The Australian National UniversityLocation
Canberra, Australian Capital TerritoryARENA Program
2 December 2022
30 June 2028
- Project PartnersThe University of Melbourne, PV Lab Australia, Jinko Solar, CAMECA
This project will develop the next generation of high efficiency silicon solar cells, with advanced electrical contacts based on doped poly-silicon layers, aiming to achieve efficiencies above 26 per cent in mass production.
This project is funded under the ULCS PV Research and Development Round (R&D) and will build on ARENA’s previous investment into solar PV that support projects aligning with ARENA’s ‘Solar 30 30 30’ target to improve module efficiency to 30 per cent and reduce total construction costs of utility scale solar farms to 30 cents per watt by 2030. Funding will focus on commercialisation prospects, which will take place after an initial R&D phase, to assist getting the new technologies into the market.
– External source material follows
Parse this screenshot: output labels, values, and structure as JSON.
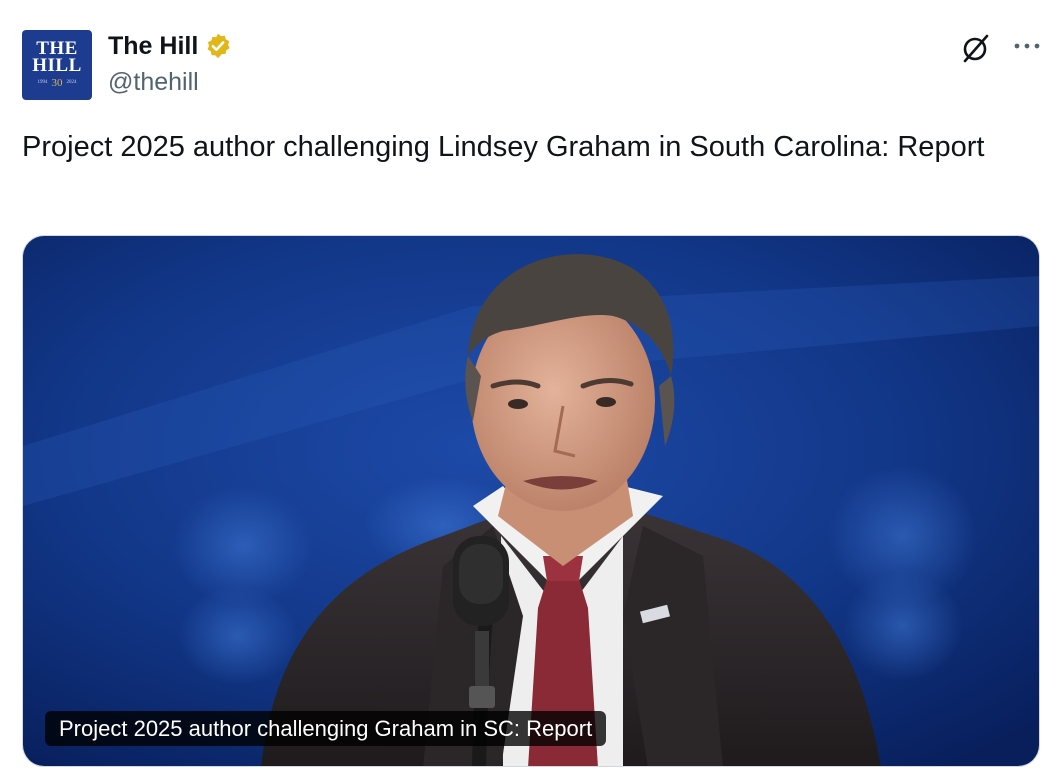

Tunnel Oxide Passivated Contact (TOPCon) solar cells are gaining market share due to their higher cell efficiencies compared to the current industry-standard, Passivated Emitter and Rear Cells (PERC). However, further improvements in TOPCon technology are required to enable efficiencies above 26 per cent to be achieved in mass production. This project will develop and demonstrate these new technologies and provide a pathway for their implementation in industry through our project partner, Jinko Solar.
This project will deliver industrially viable technologies for improved silicon solar cell efficiencies, by developing and evaluating three separate technology pathways based on doped-poly-silicon contacts; ultra-thin poly-silicon films, localised poly-silicon contacts, and transparent poly-silicon contacts. Defect engineering will also be applied to investigate and mitigate efficiency limiting defects in industrial silicon wafers.
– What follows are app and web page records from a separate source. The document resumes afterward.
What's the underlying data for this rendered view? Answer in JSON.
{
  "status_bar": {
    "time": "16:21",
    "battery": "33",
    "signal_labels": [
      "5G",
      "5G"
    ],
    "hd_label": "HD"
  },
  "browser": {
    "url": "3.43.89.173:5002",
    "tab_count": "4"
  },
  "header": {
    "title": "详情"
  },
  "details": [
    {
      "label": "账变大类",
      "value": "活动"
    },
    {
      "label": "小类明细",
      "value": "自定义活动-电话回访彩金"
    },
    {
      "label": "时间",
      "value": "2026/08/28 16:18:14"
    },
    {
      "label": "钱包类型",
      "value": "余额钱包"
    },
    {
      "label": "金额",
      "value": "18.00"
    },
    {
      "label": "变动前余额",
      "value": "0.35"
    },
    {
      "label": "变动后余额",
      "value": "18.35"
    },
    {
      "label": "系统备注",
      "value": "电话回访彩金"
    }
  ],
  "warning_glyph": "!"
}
The project aims to achieve a cell efficiency of at least 26.5 per cent on prototype cells in R&D, and average efficiency of 26 per cent in pilot production by the end of the 3-year R&D phase, and a scale-up to mass production in the subsequent 2-year commercialisation phase with a demonstrated average efficiency of 26 per cent.
The project will achieve the following outcomes:
- Increased skills, capacity and knowledge relevant to renewable energy technologies through the dissemination of key research findings to the photovoltaic research community, industry, and the public.
- Improvement in the technology readiness and commercial readiness of low parasitic absorption poly-silicon passivating contacts and advanced defect mitigation for application in Solar PV, through the development and testing of the technologies, and demonstration on industrial large-area solar cells with optimisation guided by advanced simulation, to enable average efficiencies above 26 per cent in mass production.
- Acceleration of the development of commercially competitive modules with efficiencies above 30 per cent.
- Acceleration of cost reductions for utility scale solar PV towards 30 cents per watt; and
- Improvement in cell degradation to support progression towards 30-year solar module asset life.
This project will:
- support and keep Australia on the forefront of solar photovoltaics research and development. For example, the current mainstream PERC cells were first developed in Australia,
- create more than 8 jobs including chief investigators contributing to the project, newly recruited research staff, and related PhD students,
- develop a technological roadmap for high efficiency silicon solar cells based on doped poly-silicon contacts. The challenges identified and the solutions developed in the project will provide opportunities along the production chain, including equipment and PV module manufacturers.